“I work at a great dealership, we take
care of our customers and have great
CSI. My question is – why do I feel guilty
if I make even a dollar when I sell a family
member or friend a vehicle?”
Short Story …
When I first started selling cars, an older woman came on the lot and said she was the owner’s aunt. She looked at a used car and as soon as price came up, I immediately said, “Don’t worry about the price, we took it in on trade real cheap and I’m sure he’ll sell it to you for $100 over,” (or something close to that). I sold her the car and the owner immediately pulled me into his office and ripped my head off.
He said, “If I’m going to sell my friends and relatives cars, we’re going to make money on them, because I’ll have to take care of their problems forever and fix more things on their cars than I’ll have to for anyone else.” He said he never wanted to have to apologize to anyone (friends and family) for not making enough money on the deal to take care of their problems. He also said if they just wanted the cheapest price in town, they could buy it down the street.
He was right!
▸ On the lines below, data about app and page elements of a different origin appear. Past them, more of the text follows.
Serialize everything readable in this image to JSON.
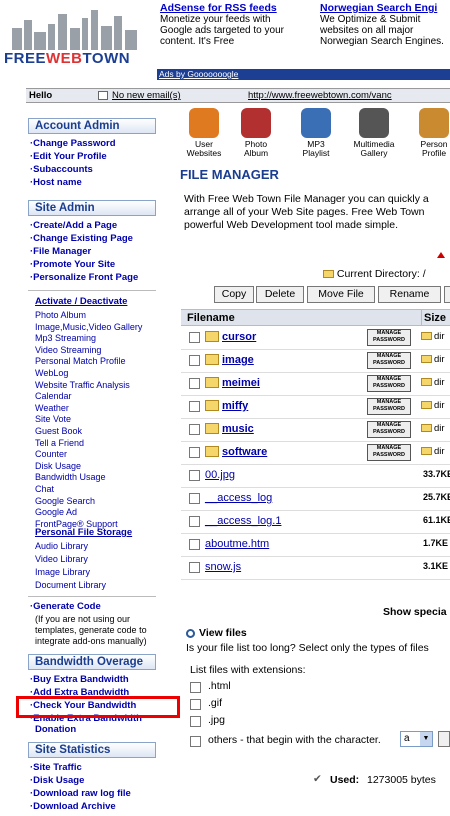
{
  "header": {
    "logo_text": "FREEWEBTOWN",
    "ads": [
      {
        "title": "AdSense for RSS feeds",
        "lines": [
          "Monetize your feeds with",
          "Google ads targeted to your",
          "content. It's Free"
        ]
      },
      {
        "title": "Norwegian Search Engi",
        "lines": [
          "We Optimize & Submit",
          "websites on all major",
          "Norwegian Search Engines."
        ]
      }
    ],
    "ads_by": "Ads by Gooooooogle",
    "hello": "Hello",
    "email": "No new email(s)",
    "url": "http://www.freewebtown.com/vanc"
  },
  "toolbar": [
    {
      "label": "User Websites",
      "icon": "user-websites-icon",
      "color": "#e07a20"
    },
    {
      "label": "Photo Album",
      "icon": "photo-album-icon",
      "color": "#b23030"
    },
    {
      "label": "MP3 Playlist",
      "icon": "mp3-playlist-icon",
      "color": "#3a6fb5"
    },
    {
      "label": "Multimedia Gallery",
      "icon": "multimedia-gallery-icon",
      "color": "#555"
    },
    {
      "label": "Person Profile",
      "icon": "person-profile-icon",
      "color": "#c98a30"
    }
  ],
  "sidebar": {
    "account_admin": {
      "title": "Account Admin",
      "items": [
        "Change Password",
        "Edit Your Profile",
        "Subaccounts",
        "Host name"
      ]
    },
    "site_admin": {
      "title": "Site Admin",
      "items": [
        "Create/Add a Page",
        "Change Existing Page",
        "File Manager",
        "Promote Your Site",
        "Personalize Front Page"
      ]
    },
    "activate": {
      "title": "Activate / Deactivate",
      "items": [
        "Photo Album",
        "Image,Music,Video Gallery",
        "Mp3 Streaming",
        "Video Streaming",
        "Personal Match Profile",
        "WebLog",
        "Website Traffic Analysis",
        "Calendar",
        "Weather",
        "Site Vote",
        "Guest Book",
        "Tell a Friend",
        "Counter",
        "Disk Usage",
        "Bandwidth Usage",
        "Chat",
        "Google Search",
        "Google Ad",
        "FrontPage® Support"
      ]
    },
    "storage": {
      "title": "Personal File Storage",
      "items": [
        "Audio Library",
        "Video Library",
        "Image Library",
        "Document Library"
      ]
    },
    "generate": {
      "title": "Generate Code",
      "note": [
        "(If you are not using our",
        "templates, generate code to",
        "integrate add-ons manually)"
      ]
    },
    "bandwidth": {
      "title": "Bandwidth Overage",
      "items": [
        "Buy Extra Bandwidth",
        "Add Extra Bandwidth",
        "Check Your Bandwidth",
        "Enable Extra Bandwidth",
        "Donation"
      ]
    },
    "stats": {
      "title": "Site Statistics",
      "items": [
        "Site Traffic",
        "Disk Usage",
        "Download raw log file",
        "Download Archive"
      ]
    }
  },
  "main": {
    "title": "FILE MANAGER",
    "intro": [
      "With Free Web Town File Manager you can quickly a",
      "arrange all of your Web Site pages. Free Web Town",
      "powerful Web Development tool made simple."
    ],
    "current_dir": "Current Directory: /",
    "buttons": [
      "Copy",
      "Delete",
      "Move File",
      "Rename",
      ""
    ],
    "columns": [
      "Filename",
      "Size"
    ],
    "manage_label": "MANAGE PASSWORD",
    "dir_label": "dir",
    "rows": [
      {
        "name": "cursor",
        "type": "dir"
      },
      {
        "name": "image",
        "type": "dir"
      },
      {
        "name": "meimei",
        "type": "dir"
      },
      {
        "name": "miffy",
        "type": "dir"
      },
      {
        "name": "music",
        "type": "dir"
      },
      {
        "name": "software",
        "type": "dir"
      },
      {
        "name": "00.jpg",
        "type": "file",
        "size": "33.7KE"
      },
      {
        "name": "__access_log",
        "type": "file",
        "size": "25.7KE"
      },
      {
        "name": "__access_log.1",
        "type": "file",
        "size": "61.1KE"
      },
      {
        "name": "aboutme.htm",
        "type": "file",
        "size": "1.7KE"
      },
      {
        "name": "snow.js",
        "type": "file",
        "size": "3.1KE"
      }
    ],
    "show_special": "Show specia",
    "view_files": "View files",
    "view_question": "Is your file list too long? Select only the types of files",
    "list_ext": "List files with extensions:",
    "extensions": [
      ".html",
      ".gif",
      ".jpg",
      "others - that begin with the character."
    ],
    "char_value": "a",
    "used_label": "Used:",
    "used_value": "1273005 bytes"
  }
}
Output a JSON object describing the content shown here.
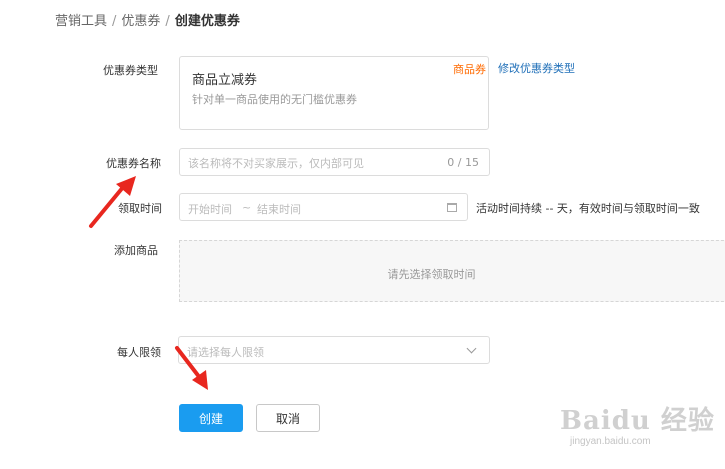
{
  "breadcrumb": {
    "item1": "营销工具",
    "item2": "优惠券",
    "current": "创建优惠券",
    "separator": "/"
  },
  "form": {
    "coupon_type": {
      "label": "优惠券类型",
      "card_title": "商品立减券",
      "card_desc": "针对单一商品使用的无门槛优惠券",
      "card_tag": "商品券",
      "modify_link": "修改优惠券类型"
    },
    "coupon_name": {
      "label": "优惠券名称",
      "placeholder": "该名称将不对买家展示，仅内部可见",
      "value": "",
      "count": "0 / 15"
    },
    "claim_time": {
      "label": "领取时间",
      "start_placeholder": "开始时间",
      "range_sep": "~",
      "end_placeholder": "结束时间",
      "duration_text": "活动时间持续 -- 天，有效时间与领取时间一致"
    },
    "add_product": {
      "label": "添加商品",
      "hint": "请先选择领取时间"
    },
    "per_person_limit": {
      "label": "每人限领",
      "placeholder": "请选择每人限领"
    }
  },
  "buttons": {
    "create": "创建",
    "cancel": "取消"
  },
  "watermark": {
    "logo": "Baidu 经验",
    "url": "jingyan.baidu.com"
  },
  "colors": {
    "primary": "#1a9cf0",
    "tag": "#ff6a00",
    "link": "#1f6fb8",
    "arrow": "#e8271f"
  }
}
I’ve also learned it’s the service you provide after the sale that determines whether you gave someone a good deal or bad deal … not just what they paid for the vehicle.
What does it cost a person when they’re stuck in service all day or when they have to come back in three times to get a problem taken care of? How much do you save them by being there to help them avoid that experience in Service? How much do they save when you refer them to the Tire Shop or the Upholstery Shop or other vendors your dealership uses when they need a service your dealership doesn’t provide?
By being a good salesperson, you save your customers a ton of money and even more in the “hassle factor” of getting things done in most dealerships.
Don’t feel bad about making a buck. Do two things and you’ll be fine: 1) hold gross and 2) make sure you take care of your customers better than anyone, anywhere else, ever will and they’ve truly gotten their best deal ever.
I constantly hear other salespeople who feel the same way … “I’m afraid to bring in a friend because my manager will want to hold gross on my friend.”
If that’s how you feel, remember that if you don’t sell them, your competition will. And we both know that most often they’ll pay too much down the street and still be stuck with the hassle factor and lost time, because that salesperson is nowhere to be found when they need help the most.
Because you do care – do your friends and family a favor, make sure they buy from you, and make sure your dealership earns a good profit so you can take good care of them after the sale.